NGO coordination meeting at Gazipur City Corporation
CARE Bangladesh is working with GCC which oversees public health services for a population of 3.5 million people. We focus on improving governance in this complex system by facilitating the use of technology and other systemic processes. We use health service mapping to understand inefficiencies in primary health care and identify organizations with the capacity to fill the gaps. We embed effective reporting processes to improve GCC providers’ performance monitoring and finally, we use Community Score Cards to increase accountability.
This model helped institutions to identify service gaps and inefficient resource distribution, allowing more effective targeting of poor populations. It effectively facilitated increased monitoring of service providers, reducing reporting errors and facilitating more effective resource allocation.

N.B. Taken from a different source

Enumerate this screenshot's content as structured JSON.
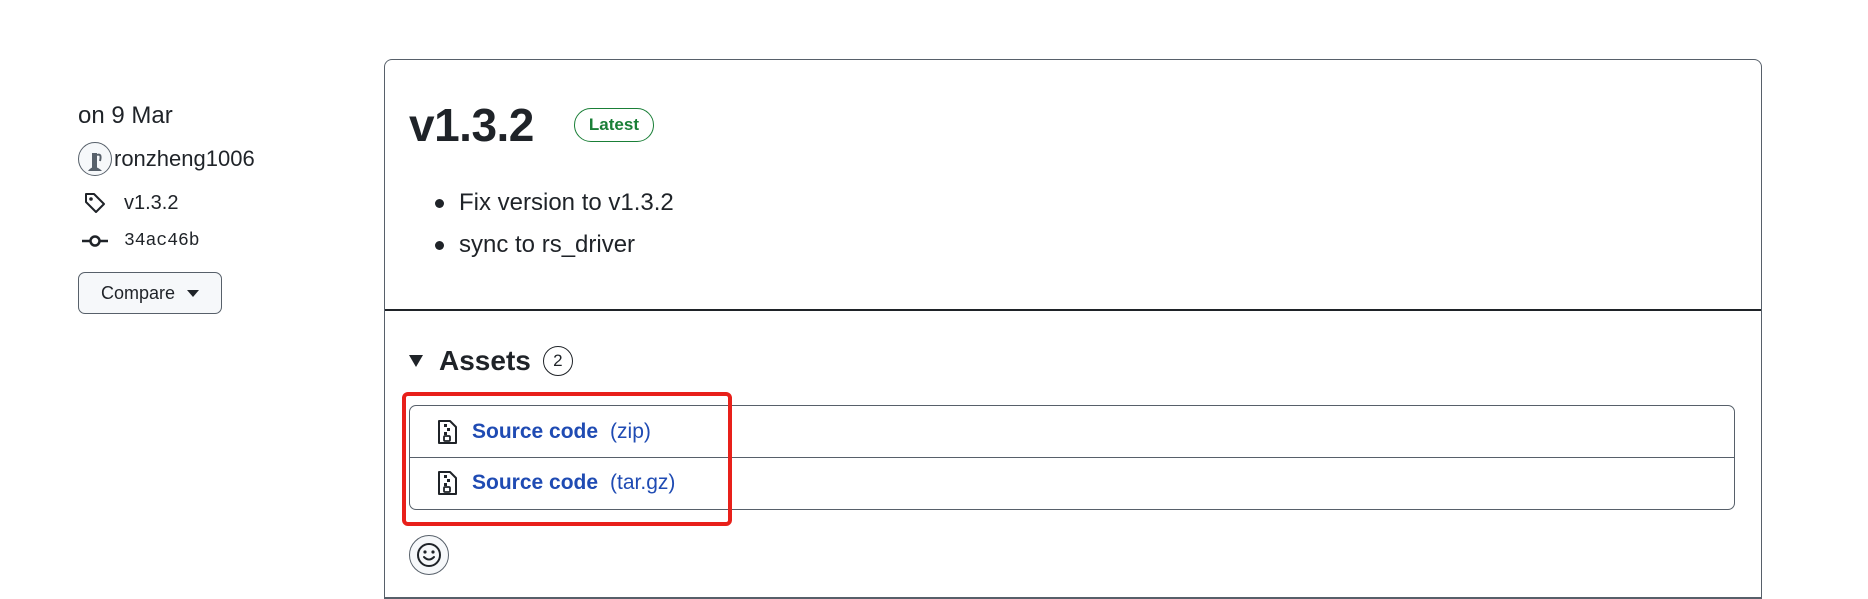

Within less than three years our interventions have increased access to and accountability of healthcare services and contributed to reducing the risks of COVID-19 for the impact population.
As a result of the urban health and sanitation interventions, CARE Bangladesh has helped increase access to healthcare services and in turn, contributed to reducing the risks of COVID-19 in the Gazipur City population. We have helped service coverage expand to 300,000 low-income populations in 5 previously neglected wards. In addition, there is a 27% increase of people’s knowledge on COVID-19 issues such as proper handwashing. Lastly, during this COVID-19 period, all resources and logistics support by the development partners and other organizations are being managed and distributed in a coordinated way through the GO- NGO Coordination Forum. Gazipur City Administration is keen to expand and extend these initiatives.
Community-led drinking water system and running water supply is ensured to the communities under the project.
From CARE we would like to thank our donors and partners: UK aid from the UK government, Mott MacDonald Ltd., Marks and Spencer (M&S), Primark, and GlaxoSmithKline (GSK).
Photos: Asafuzzaman Captain/CARE Bangladesh